“This means that they are totally familiar with the vast deserts of the peninsula and its mountains, which gives them an advantage,” said Sameh Eid, a former member of the Muslim Brotherhood and an expert on Islamist terrorist movements. “Some of the militants are also highly trained and have very advanced weapons.”
In late December, ISIS destroyed a military helicopter shortly after it touched down at Al-Arish Military Airport. The attack narrowly missed killing Egypt’s defence and interior ministers, who had just disembarked from the helicopter.
The precision of the rocket fired on the helicopter and the intelligence required to carry out the attempted assassination of two ministers — who were secretly visiting Sinai — offered insight into ISIS’s increasingly sophisticated capabilities.
Many ISIS militants fleeing Syria and Iraq are believed to have travelled to Sinai. Hardened by years of fighting, these foreign militants are believed to be behind the recent terrorist attacks in Egypt, including the mosque massacre. Witnesses to the attack said the gunmen spoke Levantine Arabic.
A second objective of the operation, the military said, was to secure Egypt’s borders and the timing of Operation Sinai 2018 was meant to send a message as Cairo faces regional challenges, analysts said.
The operation coincides with increasing tensions between Egypt and Turkey over maritime borders and natural resources in the eastern Mediterranean. Cairo is also dealing with a crisis with Addis Ababa and Khartoum over Nile water rights and Ethiopia’s construction of the Grand Renaissance Dam.

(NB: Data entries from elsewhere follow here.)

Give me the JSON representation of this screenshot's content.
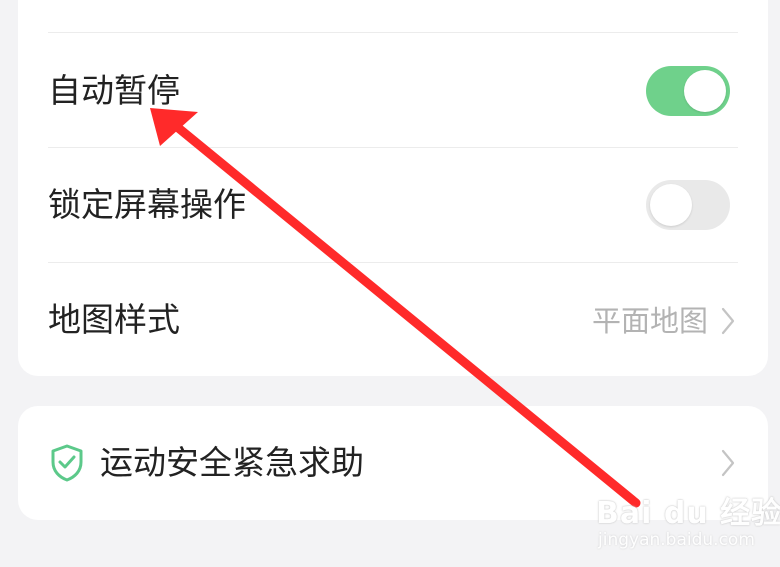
{
  "settings": {
    "auto_pause": {
      "label": "自动暂停",
      "enabled": true
    },
    "lock_screen": {
      "label": "锁定屏幕操作",
      "enabled": false
    },
    "map_style": {
      "label": "地图样式",
      "value": "平面地图"
    }
  },
  "safety": {
    "label": "运动安全紧急求助",
    "icon": "shield-check-icon"
  },
  "colors": {
    "toggle_on": "#6fd18b",
    "toggle_off": "#e9e9e9",
    "annotation_arrow": "#ff2a2a",
    "shield": "#5cc98a"
  },
  "watermark": {
    "main": "Bai du 经验",
    "sub": "jingyan.baidu.com"
  }
}
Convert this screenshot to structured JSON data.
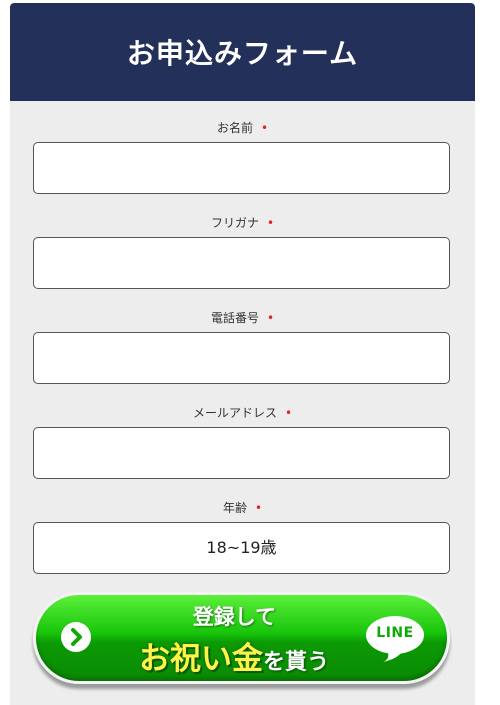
{
  "form": {
    "title": "お申込みフォーム",
    "required_mark": "•",
    "fields": [
      {
        "label": "お名前",
        "value": ""
      },
      {
        "label": "フリガナ",
        "value": ""
      },
      {
        "label": "電話番号",
        "value": ""
      },
      {
        "label": "メールアドレス",
        "value": ""
      },
      {
        "label": "年齢",
        "value": "18~19歳"
      }
    ]
  },
  "cta": {
    "line1": "登録して",
    "emphasis": "お祝い金",
    "suffix": "を貰う",
    "badge": "LINE"
  },
  "colors": {
    "header_bg": "#23305a",
    "card_bg": "#ededed",
    "required": "#e0202a",
    "cta_green": "#17c40a",
    "cta_yellow": "#fff34a"
  }
}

“Some regional powers are mistakenly thinking that they can encroach on Egypt’s borders easily and without problems,” said Samir Ghattas, a member of the Egyptian parliament. “To these powers, it must be clear that Egypt has an army that can defend its interests and its borders with all force.”